───── Data records

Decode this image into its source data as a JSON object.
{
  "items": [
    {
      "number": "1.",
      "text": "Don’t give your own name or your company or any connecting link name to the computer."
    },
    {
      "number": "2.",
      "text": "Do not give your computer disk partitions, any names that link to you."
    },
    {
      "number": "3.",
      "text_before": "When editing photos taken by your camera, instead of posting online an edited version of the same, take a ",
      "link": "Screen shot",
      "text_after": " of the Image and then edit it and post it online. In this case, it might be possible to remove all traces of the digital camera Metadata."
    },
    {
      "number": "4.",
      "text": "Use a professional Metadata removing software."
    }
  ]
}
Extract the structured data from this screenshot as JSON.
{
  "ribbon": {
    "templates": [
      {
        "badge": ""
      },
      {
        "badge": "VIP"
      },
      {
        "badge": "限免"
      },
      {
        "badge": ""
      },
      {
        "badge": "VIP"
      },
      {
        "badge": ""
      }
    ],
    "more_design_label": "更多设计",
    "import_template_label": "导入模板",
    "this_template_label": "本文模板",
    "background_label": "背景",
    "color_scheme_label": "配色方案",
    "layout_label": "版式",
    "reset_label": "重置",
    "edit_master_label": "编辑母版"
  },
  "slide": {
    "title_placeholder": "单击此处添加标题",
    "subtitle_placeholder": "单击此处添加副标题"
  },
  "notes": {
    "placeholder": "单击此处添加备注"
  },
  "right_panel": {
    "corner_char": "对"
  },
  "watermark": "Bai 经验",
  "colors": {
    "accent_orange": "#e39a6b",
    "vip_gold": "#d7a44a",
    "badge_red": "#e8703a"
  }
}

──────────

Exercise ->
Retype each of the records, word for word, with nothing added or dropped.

Completed exercise ->
Decode this image into its source data as a JSON object.
{
  "items": [
    {
      "number": "1.",
      "text": "Don’t give your own name or your company or any connecting link name to the computer."
    },
    {
      "number": "2.",
      "text": "Do not give your computer disk partitions, any names that link to you."
    },
    {
      "number": "3.",
      "text_before": "When editing photos taken by your camera, instead of posting online an edited version of the same, take a ",
      "link": "Screen shot",
      "text_after": " of the Image and then edit it and post it online. In this case, it might be possible to remove all traces of the digital camera Metadata."
    },
    {
      "number": "4.",
      "text": "Use a professional Metadata removing software."
    }
  ]
}
Extract the structured data from this screenshot as JSON.
{
  "ribbon": {
    "templates": [
      {
        "badge": ""
      },
      {
        "badge": "VIP"
      },
      {
        "badge": "限免"
      },
      {
        "badge": ""
      },
      {
        "badge": "VIP"
      },
      {
        "badge": ""
      }
    ],
    "more_design_label": "更多设计",
    "import_template_label": "导入模板",
    "this_template_label": "本文模板",
    "background_label": "背景",
    "color_scheme_label": "配色方案",
    "layout_label": "版式",
    "reset_label": "重置",
    "edit_master_label": "编辑母版"
  },
  "slide": {
    "title_placeholder": "单击此处添加标题",
    "subtitle_placeholder": "单击此处添加副标题"
  },
  "notes": {
    "placeholder": "单击此处添加备注"
  },
  "right_panel": {
    "corner_char": "对"
  },
  "watermark": "Bai 经验",
  "colors": {
    "accent_orange": "#e39a6b",
    "vip_gold": "#d7a44a",
    "badge_red": "#e8703a"
  }
}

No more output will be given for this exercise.